Absorption With Chemical Reaction

Van Krevelen Hatta

Introduction Many present-day commercial gas absorption processes involve systems in which chemical reactions take place in the liquid phase an example of the absorption of CO2 by MEA has been presented earlier in this section. These reactions greatly increase the capacity of the solvent and enhance the rate of absorption when compared to physical absorption systems. In addition, the selectivity of reacting solutes is greatly increased over that of nonreacting solutes. For example, MEA has a...

Paul Mathias Fluor

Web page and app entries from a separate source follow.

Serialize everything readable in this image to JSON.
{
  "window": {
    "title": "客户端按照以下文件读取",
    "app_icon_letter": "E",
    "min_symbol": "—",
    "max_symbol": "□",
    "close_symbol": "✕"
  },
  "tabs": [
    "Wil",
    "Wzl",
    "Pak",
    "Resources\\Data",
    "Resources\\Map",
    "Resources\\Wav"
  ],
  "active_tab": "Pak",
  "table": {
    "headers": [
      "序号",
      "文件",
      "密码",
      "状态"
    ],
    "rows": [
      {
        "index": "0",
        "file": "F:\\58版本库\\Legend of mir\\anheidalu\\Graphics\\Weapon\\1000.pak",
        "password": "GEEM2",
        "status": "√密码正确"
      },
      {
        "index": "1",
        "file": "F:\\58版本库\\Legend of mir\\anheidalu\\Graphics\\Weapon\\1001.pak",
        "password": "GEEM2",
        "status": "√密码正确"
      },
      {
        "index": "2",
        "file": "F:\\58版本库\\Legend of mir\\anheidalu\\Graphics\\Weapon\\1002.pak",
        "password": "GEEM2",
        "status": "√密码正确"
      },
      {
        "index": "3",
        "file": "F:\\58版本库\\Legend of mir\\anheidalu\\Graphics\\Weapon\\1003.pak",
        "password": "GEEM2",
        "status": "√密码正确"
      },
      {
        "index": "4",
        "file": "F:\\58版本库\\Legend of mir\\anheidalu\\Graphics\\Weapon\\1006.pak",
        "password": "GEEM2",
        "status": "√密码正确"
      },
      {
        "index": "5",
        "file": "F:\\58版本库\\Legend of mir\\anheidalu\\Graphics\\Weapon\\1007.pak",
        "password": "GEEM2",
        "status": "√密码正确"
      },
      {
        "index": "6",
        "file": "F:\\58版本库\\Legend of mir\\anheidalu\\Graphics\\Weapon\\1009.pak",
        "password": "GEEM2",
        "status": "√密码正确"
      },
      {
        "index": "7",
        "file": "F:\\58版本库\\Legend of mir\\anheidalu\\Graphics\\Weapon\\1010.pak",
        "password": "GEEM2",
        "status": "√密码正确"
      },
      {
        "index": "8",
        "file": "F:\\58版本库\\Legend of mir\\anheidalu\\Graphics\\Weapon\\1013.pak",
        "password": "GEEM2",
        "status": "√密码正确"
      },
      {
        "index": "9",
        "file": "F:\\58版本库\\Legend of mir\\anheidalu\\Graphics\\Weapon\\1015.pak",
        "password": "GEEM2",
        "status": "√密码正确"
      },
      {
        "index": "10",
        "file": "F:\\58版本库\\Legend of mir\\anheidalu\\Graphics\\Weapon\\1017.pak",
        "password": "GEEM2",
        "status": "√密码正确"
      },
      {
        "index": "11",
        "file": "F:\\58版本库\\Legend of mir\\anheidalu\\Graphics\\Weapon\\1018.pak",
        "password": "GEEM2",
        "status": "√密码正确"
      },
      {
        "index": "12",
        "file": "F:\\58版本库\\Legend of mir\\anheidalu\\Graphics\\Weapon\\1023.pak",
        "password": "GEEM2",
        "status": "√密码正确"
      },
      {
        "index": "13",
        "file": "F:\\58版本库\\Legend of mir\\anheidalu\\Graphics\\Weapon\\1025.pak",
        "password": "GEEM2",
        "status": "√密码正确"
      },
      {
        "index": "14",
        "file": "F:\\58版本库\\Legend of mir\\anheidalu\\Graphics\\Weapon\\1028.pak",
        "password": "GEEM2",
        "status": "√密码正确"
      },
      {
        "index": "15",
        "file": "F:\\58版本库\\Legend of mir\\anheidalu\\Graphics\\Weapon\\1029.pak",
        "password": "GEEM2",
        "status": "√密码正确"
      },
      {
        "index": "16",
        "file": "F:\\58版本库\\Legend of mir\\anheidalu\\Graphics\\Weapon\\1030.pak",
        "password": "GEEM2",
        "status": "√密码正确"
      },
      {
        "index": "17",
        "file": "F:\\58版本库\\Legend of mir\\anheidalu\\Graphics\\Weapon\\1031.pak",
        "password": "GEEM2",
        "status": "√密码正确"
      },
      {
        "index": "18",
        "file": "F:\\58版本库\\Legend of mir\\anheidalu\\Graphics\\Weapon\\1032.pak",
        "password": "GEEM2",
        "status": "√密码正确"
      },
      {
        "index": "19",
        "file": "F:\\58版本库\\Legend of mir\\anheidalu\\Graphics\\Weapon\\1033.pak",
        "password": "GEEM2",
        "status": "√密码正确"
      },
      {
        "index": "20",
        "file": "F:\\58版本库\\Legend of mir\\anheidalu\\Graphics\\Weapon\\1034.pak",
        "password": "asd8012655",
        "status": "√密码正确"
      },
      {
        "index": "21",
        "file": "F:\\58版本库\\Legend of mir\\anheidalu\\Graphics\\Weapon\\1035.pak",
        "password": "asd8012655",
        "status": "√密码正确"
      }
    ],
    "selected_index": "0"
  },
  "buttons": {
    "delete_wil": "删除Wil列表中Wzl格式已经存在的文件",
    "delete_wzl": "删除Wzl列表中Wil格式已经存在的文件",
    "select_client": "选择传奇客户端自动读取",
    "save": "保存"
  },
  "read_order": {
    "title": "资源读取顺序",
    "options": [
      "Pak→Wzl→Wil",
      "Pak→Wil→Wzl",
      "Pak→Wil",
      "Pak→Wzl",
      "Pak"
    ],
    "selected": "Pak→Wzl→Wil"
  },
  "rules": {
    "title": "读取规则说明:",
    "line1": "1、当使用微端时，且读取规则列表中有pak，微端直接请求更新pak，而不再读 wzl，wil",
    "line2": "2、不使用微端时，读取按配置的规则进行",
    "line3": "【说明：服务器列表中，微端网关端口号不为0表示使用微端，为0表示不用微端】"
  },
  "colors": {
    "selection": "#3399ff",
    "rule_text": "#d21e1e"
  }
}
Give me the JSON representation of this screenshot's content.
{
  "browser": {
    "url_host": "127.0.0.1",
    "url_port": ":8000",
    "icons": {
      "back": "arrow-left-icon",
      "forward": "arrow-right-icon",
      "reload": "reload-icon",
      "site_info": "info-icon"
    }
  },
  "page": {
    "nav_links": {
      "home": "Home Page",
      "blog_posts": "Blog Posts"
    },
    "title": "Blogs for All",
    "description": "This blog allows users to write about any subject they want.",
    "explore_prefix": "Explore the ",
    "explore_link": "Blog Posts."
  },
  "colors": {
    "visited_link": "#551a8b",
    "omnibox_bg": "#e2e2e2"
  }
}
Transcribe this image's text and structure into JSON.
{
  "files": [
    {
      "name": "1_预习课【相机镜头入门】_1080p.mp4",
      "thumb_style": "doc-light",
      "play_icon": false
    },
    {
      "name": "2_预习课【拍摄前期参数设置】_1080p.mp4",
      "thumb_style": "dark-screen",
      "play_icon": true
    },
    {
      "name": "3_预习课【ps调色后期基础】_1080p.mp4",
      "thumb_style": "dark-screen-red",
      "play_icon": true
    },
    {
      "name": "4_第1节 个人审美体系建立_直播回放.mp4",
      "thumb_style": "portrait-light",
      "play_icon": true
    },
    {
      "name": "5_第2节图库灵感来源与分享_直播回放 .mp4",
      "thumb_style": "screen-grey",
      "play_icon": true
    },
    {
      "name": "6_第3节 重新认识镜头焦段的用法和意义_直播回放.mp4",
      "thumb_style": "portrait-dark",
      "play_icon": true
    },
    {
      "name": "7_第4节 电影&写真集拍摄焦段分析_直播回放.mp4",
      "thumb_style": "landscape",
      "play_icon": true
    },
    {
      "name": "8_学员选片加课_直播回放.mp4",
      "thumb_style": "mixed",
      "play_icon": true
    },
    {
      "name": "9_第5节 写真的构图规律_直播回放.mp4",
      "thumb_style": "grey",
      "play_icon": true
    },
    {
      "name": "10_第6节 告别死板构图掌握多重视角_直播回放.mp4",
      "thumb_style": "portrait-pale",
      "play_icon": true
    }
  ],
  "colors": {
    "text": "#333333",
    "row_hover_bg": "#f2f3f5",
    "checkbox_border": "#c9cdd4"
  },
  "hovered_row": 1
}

This is a copyrighted work and The McGraw-Hill Companies, Inc. McGraw-Hill and its licensors reserve all rights in and to the work. Use of this work is subject to these terms. Except as permitted under the Copyright Act of 1976 and the right to store and retrieve one copy of the work, you may not decompile, disassemble, reverse engineer, reproduce, modify, create derivative works based upon, transmit, distribute, disseminate, sell, publish or sublicense the work or any part of it without...

Handbook

Equipment for Distillation, Gas Absorption.Phase Dispersion, and Phase Separation HENRY Z. KISTER, PAUL MATHIAS D. E. STEINMEYER, W. R. PENNEY B. B. CROCKER, JAMES R. FAIR Copyright 2008, 1997, 1984, 1973, 1963, 1950, 1941, 1934 by The McGraw-Hill Companies, Inc. All rights reserved. Manufactured in the United States of America. Except as permitted under the United States Copyright Act of 1976, no part of this publication may be reproduced or distributed in any form or by any means, or stored...